_HOW TO COMPLETE THIS TASK_
Return each entry below without any alteration.
══ RECORDED INFORMATION
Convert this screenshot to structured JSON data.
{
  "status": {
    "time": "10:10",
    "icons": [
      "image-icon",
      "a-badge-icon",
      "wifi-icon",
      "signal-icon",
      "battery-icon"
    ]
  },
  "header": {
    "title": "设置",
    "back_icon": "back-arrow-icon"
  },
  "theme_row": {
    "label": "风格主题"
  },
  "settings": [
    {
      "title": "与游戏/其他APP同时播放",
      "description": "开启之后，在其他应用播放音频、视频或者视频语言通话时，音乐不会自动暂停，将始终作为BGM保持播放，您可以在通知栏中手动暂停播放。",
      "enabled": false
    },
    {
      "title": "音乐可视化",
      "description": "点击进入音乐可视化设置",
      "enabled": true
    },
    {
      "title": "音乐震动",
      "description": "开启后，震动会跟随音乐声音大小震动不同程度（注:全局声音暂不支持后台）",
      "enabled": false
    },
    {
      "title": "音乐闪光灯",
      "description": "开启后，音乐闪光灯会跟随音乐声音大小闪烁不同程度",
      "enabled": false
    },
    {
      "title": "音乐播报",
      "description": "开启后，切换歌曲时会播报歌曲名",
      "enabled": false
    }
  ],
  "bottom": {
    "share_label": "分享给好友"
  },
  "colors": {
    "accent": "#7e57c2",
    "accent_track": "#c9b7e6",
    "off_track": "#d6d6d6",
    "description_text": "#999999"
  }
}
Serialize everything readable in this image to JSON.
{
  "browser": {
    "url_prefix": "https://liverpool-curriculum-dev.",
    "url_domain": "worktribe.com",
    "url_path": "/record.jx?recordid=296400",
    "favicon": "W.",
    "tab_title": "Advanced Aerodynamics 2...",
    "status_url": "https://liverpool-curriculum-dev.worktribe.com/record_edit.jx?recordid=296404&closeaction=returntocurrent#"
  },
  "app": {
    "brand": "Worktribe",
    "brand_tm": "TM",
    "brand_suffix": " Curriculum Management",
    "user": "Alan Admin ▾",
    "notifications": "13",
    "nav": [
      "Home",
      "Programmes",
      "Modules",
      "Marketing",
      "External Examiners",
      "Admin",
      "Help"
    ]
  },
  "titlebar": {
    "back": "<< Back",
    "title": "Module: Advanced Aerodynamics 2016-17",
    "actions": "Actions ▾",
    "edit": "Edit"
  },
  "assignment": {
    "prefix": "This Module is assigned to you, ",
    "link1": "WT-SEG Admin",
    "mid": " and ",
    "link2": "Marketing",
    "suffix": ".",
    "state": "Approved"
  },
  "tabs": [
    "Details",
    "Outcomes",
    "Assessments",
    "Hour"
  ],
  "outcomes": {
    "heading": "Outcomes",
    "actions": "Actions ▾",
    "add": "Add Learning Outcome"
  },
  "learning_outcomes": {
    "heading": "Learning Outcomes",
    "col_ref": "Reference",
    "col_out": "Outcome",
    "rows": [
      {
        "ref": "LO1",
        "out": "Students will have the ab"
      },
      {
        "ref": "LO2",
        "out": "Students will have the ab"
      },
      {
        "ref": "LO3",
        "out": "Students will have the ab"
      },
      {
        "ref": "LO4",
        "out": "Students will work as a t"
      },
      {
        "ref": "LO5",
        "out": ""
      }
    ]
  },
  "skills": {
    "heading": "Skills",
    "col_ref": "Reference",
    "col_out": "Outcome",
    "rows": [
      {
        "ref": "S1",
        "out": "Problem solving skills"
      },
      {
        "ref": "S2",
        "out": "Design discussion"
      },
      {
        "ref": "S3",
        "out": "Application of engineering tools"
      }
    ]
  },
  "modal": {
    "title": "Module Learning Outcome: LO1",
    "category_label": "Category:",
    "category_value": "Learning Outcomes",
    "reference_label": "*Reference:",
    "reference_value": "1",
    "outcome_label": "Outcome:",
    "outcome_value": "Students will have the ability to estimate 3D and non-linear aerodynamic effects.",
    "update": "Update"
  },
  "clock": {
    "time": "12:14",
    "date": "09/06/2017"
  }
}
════
_TASK RESULT_
Convert this screenshot to structured JSON data.
{
  "status": {
    "time": "10:10",
    "icons": [
      "image-icon",
      "a-badge-icon",
      "wifi-icon",
      "signal-icon",
      "battery-icon"
    ]
  },
  "header": {
    "title": "设置",
    "back_icon": "back-arrow-icon"
  },
  "theme_row": {
    "label": "风格主题"
  },
  "settings": [
    {
      "title": "与游戏/其他APP同时播放",
      "description": "开启之后，在其他应用播放音频、视频或者视频语言通话时，音乐不会自动暂停，将始终作为BGM保持播放，您可以在通知栏中手动暂停播放。",
      "enabled": false
    },
    {
      "title": "音乐可视化",
      "description": "点击进入音乐可视化设置",
      "enabled": true
    },
    {
      "title": "音乐震动",
      "description": "开启后，震动会跟随音乐声音大小震动不同程度（注:全局声音暂不支持后台）",
      "enabled": false
    },
    {
      "title": "音乐闪光灯",
      "description": "开启后，音乐闪光灯会跟随音乐声音大小闪烁不同程度",
      "enabled": false
    },
    {
      "title": "音乐播报",
      "description": "开启后，切换歌曲时会播报歌曲名",
      "enabled": false
    }
  ],
  "bottom": {
    "share_label": "分享给好友"
  },
  "colors": {
    "accent": "#7e57c2",
    "accent_track": "#c9b7e6",
    "off_track": "#d6d6d6",
    "description_text": "#999999"
  }
}
Serialize everything readable in this image to JSON.
{
  "browser": {
    "url_prefix": "https://liverpool-curriculum-dev.",
    "url_domain": "worktribe.com",
    "url_path": "/record.jx?recordid=296400",
    "favicon": "W.",
    "tab_title": "Advanced Aerodynamics 2...",
    "status_url": "https://liverpool-curriculum-dev.worktribe.com/record_edit.jx?recordid=296404&closeaction=returntocurrent#"
  },
  "app": {
    "brand": "Worktribe",
    "brand_tm": "TM",
    "brand_suffix": " Curriculum Management",
    "user": "Alan Admin ▾",
    "notifications": "13",
    "nav": [
      "Home",
      "Programmes",
      "Modules",
      "Marketing",
      "External Examiners",
      "Admin",
      "Help"
    ]
  },
  "titlebar": {
    "back": "<< Back",
    "title": "Module: Advanced Aerodynamics 2016-17",
    "actions": "Actions ▾",
    "edit": "Edit"
  },
  "assignment": {
    "prefix": "This Module is assigned to you, ",
    "link1": "WT-SEG Admin",
    "mid": " and ",
    "link2": "Marketing",
    "suffix": ".",
    "state": "Approved"
  },
  "tabs": [
    "Details",
    "Outcomes",
    "Assessments",
    "Hour"
  ],
  "outcomes": {
    "heading": "Outcomes",
    "actions": "Actions ▾",
    "add": "Add Learning Outcome"
  },
  "learning_outcomes": {
    "heading": "Learning Outcomes",
    "col_ref": "Reference",
    "col_out": "Outcome",
    "rows": [
      {
        "ref": "LO1",
        "out": "Students will have the ab"
      },
      {
        "ref": "LO2",
        "out": "Students will have the ab"
      },
      {
        "ref": "LO3",
        "out": "Students will have the ab"
      },
      {
        "ref": "LO4",
        "out": "Students will work as a t"
      },
      {
        "ref": "LO5",
        "out": ""
      }
    ]
  },
  "skills": {
    "heading": "Skills",
    "col_ref": "Reference",
    "col_out": "Outcome",
    "rows": [
      {
        "ref": "S1",
        "out": "Problem solving skills"
      },
      {
        "ref": "S2",
        "out": "Design discussion"
      },
      {
        "ref": "S3",
        "out": "Application of engineering tools"
      }
    ]
  },
  "modal": {
    "title": "Module Learning Outcome: LO1",
    "category_label": "Category:",
    "category_value": "Learning Outcomes",
    "reference_label": "*Reference:",
    "reference_value": "1",
    "outcome_label": "Outcome:",
    "outcome_value": "Students will have the ability to estimate 3D and non-linear aerodynamic effects.",
    "update": "Update"
  },
  "clock": {
    "time": "12:14",
    "date": "09/06/2017"
  }
}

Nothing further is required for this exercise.